[Opening SOURCE INFORMATION section]
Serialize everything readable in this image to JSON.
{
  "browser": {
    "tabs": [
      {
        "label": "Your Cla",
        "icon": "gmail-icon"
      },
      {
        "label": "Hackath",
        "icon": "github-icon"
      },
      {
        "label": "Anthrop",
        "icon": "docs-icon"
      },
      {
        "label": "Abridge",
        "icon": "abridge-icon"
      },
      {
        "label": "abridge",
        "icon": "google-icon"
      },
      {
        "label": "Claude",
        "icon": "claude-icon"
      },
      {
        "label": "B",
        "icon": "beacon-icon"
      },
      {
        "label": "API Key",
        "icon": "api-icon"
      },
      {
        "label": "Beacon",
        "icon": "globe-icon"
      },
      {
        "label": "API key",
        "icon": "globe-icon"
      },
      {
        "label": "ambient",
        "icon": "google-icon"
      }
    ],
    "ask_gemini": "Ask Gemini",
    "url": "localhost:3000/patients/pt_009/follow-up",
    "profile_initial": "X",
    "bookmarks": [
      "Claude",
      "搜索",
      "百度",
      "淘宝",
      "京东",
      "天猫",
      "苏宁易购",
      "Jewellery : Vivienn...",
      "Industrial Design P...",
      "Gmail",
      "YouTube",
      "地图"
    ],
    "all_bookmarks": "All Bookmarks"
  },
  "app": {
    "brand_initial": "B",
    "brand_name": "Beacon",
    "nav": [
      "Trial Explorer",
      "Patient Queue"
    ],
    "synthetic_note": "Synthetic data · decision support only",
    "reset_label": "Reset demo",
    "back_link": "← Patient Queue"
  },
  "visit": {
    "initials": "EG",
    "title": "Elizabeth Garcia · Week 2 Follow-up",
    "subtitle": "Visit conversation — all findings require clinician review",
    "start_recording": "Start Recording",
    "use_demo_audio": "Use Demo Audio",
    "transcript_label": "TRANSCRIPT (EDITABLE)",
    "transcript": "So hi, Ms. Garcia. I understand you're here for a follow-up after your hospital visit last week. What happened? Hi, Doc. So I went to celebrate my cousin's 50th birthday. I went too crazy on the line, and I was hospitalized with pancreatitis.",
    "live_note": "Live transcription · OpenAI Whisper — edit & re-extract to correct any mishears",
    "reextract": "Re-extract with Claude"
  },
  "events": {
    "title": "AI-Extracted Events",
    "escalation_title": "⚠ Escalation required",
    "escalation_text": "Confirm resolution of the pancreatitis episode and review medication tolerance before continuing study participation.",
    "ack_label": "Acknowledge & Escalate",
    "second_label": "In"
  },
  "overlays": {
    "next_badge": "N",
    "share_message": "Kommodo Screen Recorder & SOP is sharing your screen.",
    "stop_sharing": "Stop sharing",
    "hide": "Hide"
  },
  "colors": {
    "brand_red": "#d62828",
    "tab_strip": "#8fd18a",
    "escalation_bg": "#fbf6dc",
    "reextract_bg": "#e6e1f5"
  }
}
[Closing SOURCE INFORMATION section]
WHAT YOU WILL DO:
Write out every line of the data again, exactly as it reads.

REPLY:
Serialize everything readable in this image to JSON.
{
  "browser": {
    "tabs": [
      {
        "label": "Your Cla",
        "icon": "gmail-icon"
      },
      {
        "label": "Hackath",
        "icon": "github-icon"
      },
      {
        "label": "Anthrop",
        "icon": "docs-icon"
      },
      {
        "label": "Abridge",
        "icon": "abridge-icon"
      },
      {
        "label": "abridge",
        "icon": "google-icon"
      },
      {
        "label": "Claude",
        "icon": "claude-icon"
      },
      {
        "label": "B",
        "icon": "beacon-icon"
      },
      {
        "label": "API Key",
        "icon": "api-icon"
      },
      {
        "label": "Beacon",
        "icon": "globe-icon"
      },
      {
        "label": "API key",
        "icon": "globe-icon"
      },
      {
        "label": "ambient",
        "icon": "google-icon"
      }
    ],
    "ask_gemini": "Ask Gemini",
    "url": "localhost:3000/patients/pt_009/follow-up",
    "profile_initial": "X",
    "bookmarks": [
      "Claude",
      "搜索",
      "百度",
      "淘宝",
      "京东",
      "天猫",
      "苏宁易购",
      "Jewellery : Vivienn...",
      "Industrial Design P...",
      "Gmail",
      "YouTube",
      "地图"
    ],
    "all_bookmarks": "All Bookmarks"
  },
  "app": {
    "brand_initial": "B",
    "brand_name": "Beacon",
    "nav": [
      "Trial Explorer",
      "Patient Queue"
    ],
    "synthetic_note": "Synthetic data · decision support only",
    "reset_label": "Reset demo",
    "back_link": "← Patient Queue"
  },
  "visit": {
    "initials": "EG",
    "title": "Elizabeth Garcia · Week 2 Follow-up",
    "subtitle": "Visit conversation — all findings require clinician review",
    "start_recording": "Start Recording",
    "use_demo_audio": "Use Demo Audio",
    "transcript_label": "TRANSCRIPT (EDITABLE)",
    "transcript": "So hi, Ms. Garcia. I understand you're here for a follow-up after your hospital visit last week. What happened? Hi, Doc. So I went to celebrate my cousin's 50th birthday. I went too crazy on the line, and I was hospitalized with pancreatitis.",
    "live_note": "Live transcription · OpenAI Whisper — edit & re-extract to correct any mishears",
    "reextract": "Re-extract with Claude"
  },
  "events": {
    "title": "AI-Extracted Events",
    "escalation_title": "⚠ Escalation required",
    "escalation_text": "Confirm resolution of the pancreatitis episode and review medication tolerance before continuing study participation.",
    "ack_label": "Acknowledge & Escalate",
    "second_label": "In"
  },
  "overlays": {
    "next_badge": "N",
    "share_message": "Kommodo Screen Recorder & SOP is sharing your screen.",
    "stop_sharing": "Stop sharing",
    "hide": "Hide"
  },
  "colors": {
    "brand_red": "#d62828",
    "tab_strip": "#8fd18a",
    "escalation_bg": "#fbf6dc",
    "reextract_bg": "#e6e1f5"
  }
}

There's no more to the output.